“Whether you are slaves to sin… or to obedience” NIV

 

6:17  Obediently Free
6:17, “But thanks be to God that, though you used to be slaves to sin, you wholeheartedly obeyed the form of teaching to which you were entrusted.” NIV

Definition: “Form of teaching”
This is probably the basic doctrines of the gospel and its implications for life which new converts received.  This teaching probably included ethical instruction.

I.  Obedience to the gospel leads to freedom from sin
“Wholeheartedly obeyed” NIV

 

6:18  There Can Be Only One
6:18, “You have been set free from sin and have become slaves to righteousness.” NIV

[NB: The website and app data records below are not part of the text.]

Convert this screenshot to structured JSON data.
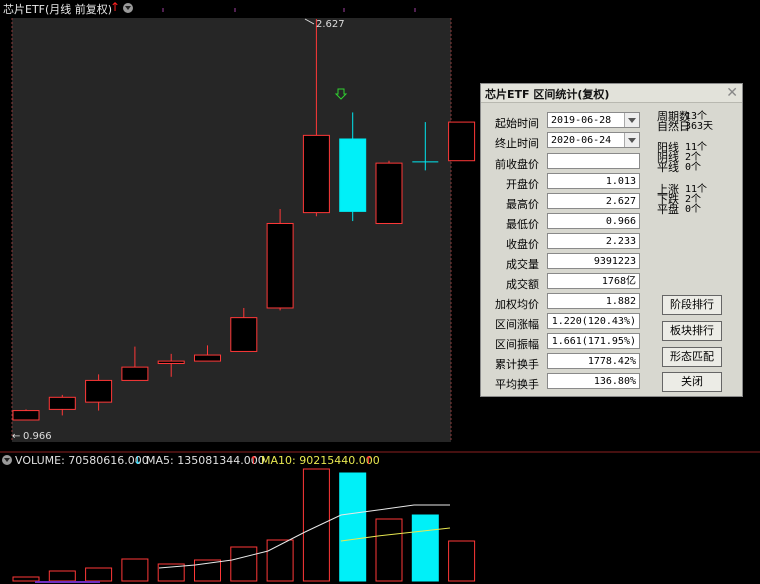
{
  "header": {
    "title": "芯片ETF(月线 前复权)"
  },
  "chart": {
    "high_label": "2.627",
    "low_label": "0.966"
  },
  "chart_data": {
    "type": "candlestick",
    "price_candles": [
      {
        "o": 0.966,
        "c": 1.005,
        "h": 1.01,
        "l": 0.966
      },
      {
        "o": 1.01,
        "c": 1.06,
        "h": 1.07,
        "l": 0.985
      },
      {
        "o": 1.04,
        "c": 1.13,
        "h": 1.155,
        "l": 1.005
      },
      {
        "o": 1.13,
        "c": 1.185,
        "h": 1.27,
        "l": 1.13
      },
      {
        "o": 1.2,
        "c": 1.21,
        "h": 1.24,
        "l": 1.145
      },
      {
        "o": 1.21,
        "c": 1.235,
        "h": 1.275,
        "l": 1.21
      },
      {
        "o": 1.25,
        "c": 1.39,
        "h": 1.43,
        "l": 1.25
      },
      {
        "o": 1.43,
        "c": 1.78,
        "h": 1.84,
        "l": 1.42
      },
      {
        "o": 1.825,
        "c": 2.145,
        "h": 2.627,
        "l": 1.81
      },
      {
        "o": 2.13,
        "c": 1.83,
        "h": 2.24,
        "l": 1.79
      },
      {
        "o": 1.78,
        "c": 2.03,
        "h": 2.04,
        "l": 1.78
      },
      {
        "o": 2.035,
        "c": 2.033,
        "h": 2.2,
        "l": 2.0
      },
      {
        "o": 2.04,
        "c": 2.2,
        "h": 2.2,
        "l": 2.04
      }
    ],
    "volume": {
      "label": "VOLUME: 70580616.000",
      "ma5_label": "MA5: 135081344.000",
      "ma10_label": "MA10: 90215440.000"
    }
  },
  "dialog": {
    "title": "芯片ETF 区间统计(复权)",
    "fields": [
      {
        "label": "起始时间",
        "value": "2019-06-28",
        "combo": true
      },
      {
        "label": "终止时间",
        "value": "2020-06-24",
        "combo": true
      },
      {
        "label": "前收盘价",
        "value": ""
      },
      {
        "label": "开盘价",
        "value": "1.013"
      },
      {
        "label": "最高价",
        "value": "2.627"
      },
      {
        "label": "最低价",
        "value": "0.966"
      },
      {
        "label": "收盘价",
        "value": "2.233"
      },
      {
        "label": "成交量",
        "value": "9391223"
      },
      {
        "label": "成交额",
        "value": "1768亿"
      },
      {
        "label": "加权均价",
        "value": "1.882"
      },
      {
        "label": "区间涨幅",
        "value": "1.220(120.43%)"
      },
      {
        "label": "区间振幅",
        "value": "1.661(171.95%)"
      },
      {
        "label": "累计换手",
        "value": "1778.42%"
      },
      {
        "label": "平均换手",
        "value": "136.80%"
      }
    ],
    "stats": [
      {
        "label": "周期数",
        "value": "13个"
      },
      {
        "label": "自然日",
        "value": "363天"
      },
      {
        "label": "阳线",
        "value": "11个"
      },
      {
        "label": "阴线",
        "value": "2个"
      },
      {
        "label": "平线",
        "value": "0个"
      },
      {
        "label": "上涨",
        "value": "11个"
      },
      {
        "label": "下跌",
        "value": "2个"
      },
      {
        "label": "平盘",
        "value": "0个"
      }
    ],
    "buttons": [
      "阶段排行",
      "板块排行",
      "形态匹配",
      "关闭"
    ]
  }
}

I.  Every person has a master – either sin or righteousness
“Set free… have become slaves” NIV

 

6:19  Why Slaves?
6:19, “I put this in human terms because you are weak in your natural selves. Just as you used to offer the parts of your body in slavery to impurity and to ever-increasing wickedness, so now offer them in slavery to righteousness leading to holiness.”

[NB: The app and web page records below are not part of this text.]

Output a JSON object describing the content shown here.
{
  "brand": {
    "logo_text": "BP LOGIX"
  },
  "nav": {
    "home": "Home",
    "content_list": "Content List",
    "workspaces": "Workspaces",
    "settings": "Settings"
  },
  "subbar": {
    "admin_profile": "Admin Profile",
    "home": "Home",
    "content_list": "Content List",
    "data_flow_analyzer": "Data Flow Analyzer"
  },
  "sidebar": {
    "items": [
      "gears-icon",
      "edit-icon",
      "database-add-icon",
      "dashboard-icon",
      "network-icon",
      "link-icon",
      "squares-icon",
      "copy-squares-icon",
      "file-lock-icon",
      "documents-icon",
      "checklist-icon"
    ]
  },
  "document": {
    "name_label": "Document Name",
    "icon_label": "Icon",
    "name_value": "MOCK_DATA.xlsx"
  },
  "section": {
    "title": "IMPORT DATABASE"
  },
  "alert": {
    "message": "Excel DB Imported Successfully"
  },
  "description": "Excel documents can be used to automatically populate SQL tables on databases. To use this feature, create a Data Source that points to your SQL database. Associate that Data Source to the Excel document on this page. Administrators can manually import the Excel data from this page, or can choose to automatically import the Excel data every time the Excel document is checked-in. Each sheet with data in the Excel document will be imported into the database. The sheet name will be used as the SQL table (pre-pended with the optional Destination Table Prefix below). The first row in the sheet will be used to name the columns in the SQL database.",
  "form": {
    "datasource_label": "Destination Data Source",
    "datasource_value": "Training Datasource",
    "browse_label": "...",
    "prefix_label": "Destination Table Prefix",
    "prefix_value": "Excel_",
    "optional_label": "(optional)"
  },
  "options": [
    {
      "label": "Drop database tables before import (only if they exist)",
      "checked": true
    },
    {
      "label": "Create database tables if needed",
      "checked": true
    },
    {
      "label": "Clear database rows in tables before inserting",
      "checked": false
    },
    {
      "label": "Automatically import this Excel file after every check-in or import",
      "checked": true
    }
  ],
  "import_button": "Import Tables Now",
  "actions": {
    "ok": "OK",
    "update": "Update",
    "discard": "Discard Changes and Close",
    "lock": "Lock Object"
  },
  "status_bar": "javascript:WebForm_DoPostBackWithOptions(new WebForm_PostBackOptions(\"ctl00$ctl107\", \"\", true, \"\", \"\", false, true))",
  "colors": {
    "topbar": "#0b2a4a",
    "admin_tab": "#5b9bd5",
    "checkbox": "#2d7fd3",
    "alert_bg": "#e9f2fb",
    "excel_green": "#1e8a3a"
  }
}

Definition: “Human terms”
Paul explains why he uses the imperfect, human analogy of slavery to describe our relationship to God.  In some ways it is wholly inappropriate, but in other ways it expresses important truths.

I.  Paul’s illustration: everyone knew what a slave was
“In human terms” NIV

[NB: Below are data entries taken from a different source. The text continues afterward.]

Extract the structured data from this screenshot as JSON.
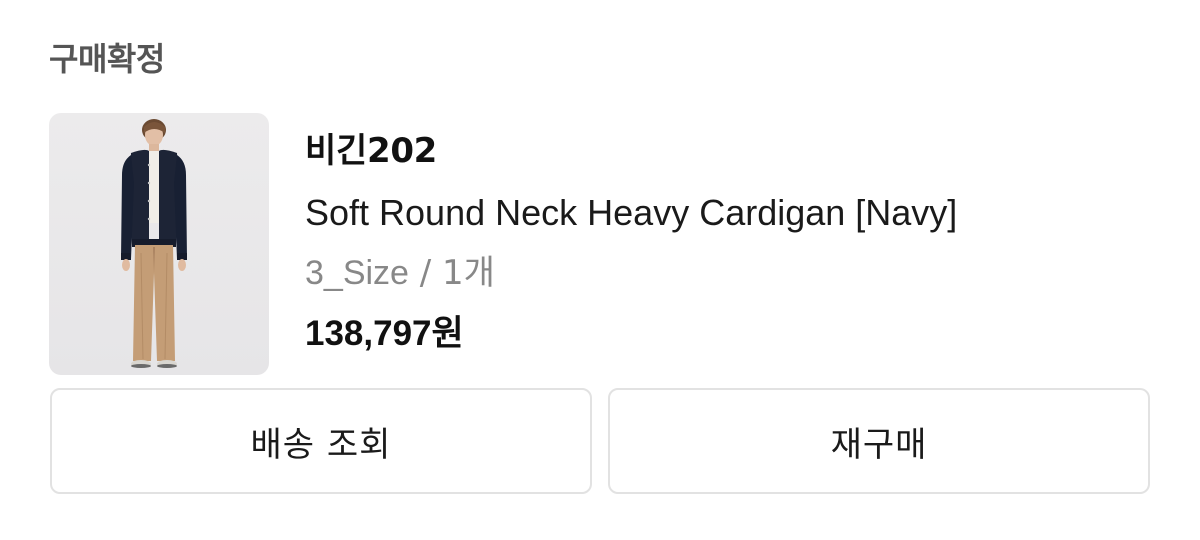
{
  "order": {
    "status_title": "구매확정"
  },
  "product": {
    "image_alt": "Model wearing navy round neck cardigan with beige wide pants",
    "brand": "비긴202",
    "name": "Soft Round Neck Heavy Cardigan [Navy]",
    "option_size": "3_Size",
    "option_separator": " / ",
    "option_quantity": "1개",
    "price_number": "138,797",
    "price_unit": "원"
  },
  "actions": {
    "track_delivery_label": "배송 조회",
    "rebuy_label": "재구매"
  },
  "colors": {
    "title_gray": "#555555",
    "option_gray": "#888888",
    "button_border": "#e2e2e2",
    "cardigan_navy": "#1c2333",
    "pants_beige": "#c29a72"
  }
}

II.  Being a slave to righteousness is much better than being a slave to sin
“Offer them in slavery to righteousness leading to holiness” NIV

 

6:20-21  Shameful Freedom
6:20-21, “When you were slaves to sin, you were free from the control of righteousness. [21] What benefit did you reap at that time from the things you are now ashamed of? Those things result in death!” NIV

I.  Being free of righteousness is the opposite of freedom
“Free from the control of righteousness” NIV

II.  It is appropriate to feel ashamed of our pre-Christian actions
“The things you are now ashamed of” NIV

 

6:22  Slave Benefits
6:22, “But now that you have been set free from sin and have become slaves to God, the benefit you reap leads to holiness, and the result is eternal life.” NIV

I.  The benefit of being God’s slave is immeasurable
“The benefit you reap leads to” NIV

 

6:23  Wages and Gifts
6:23, “For the wages of sin is death, but the gift of God is eternal life in Christ Jesus our Lord.” NIV

I.  Sin leads to eternal separation from God in hell
“Wages of sin is death” NIV

II.  Eternal life, an eternal relationship with God, is offered as a free gift
“The gift of God is eternal life” NIV

III. The appropriate response to God’s gift is grateful acceptance
“Gift” NIV

Summary

We are slaves.  We are either slaves to sin or we are slaves to righteousness.  There is no middle ground, so we must choose our slavery wisely.  Being a slave to righteousness is far better than being a slave to sin.  There are immeasurable benefits to serving Christ, but eternal disappointment for obeying sin.  So, which slavery will we pursue?  If we spend our lives pursuing our sinful desires, wanting separation from God, then eternal separation from God is what we will get.  However, if we gratefully accept God’s merciful offer of salvation and choose to become a slave to righteousness, we will look like Christ more each day and will spend eternity with Him.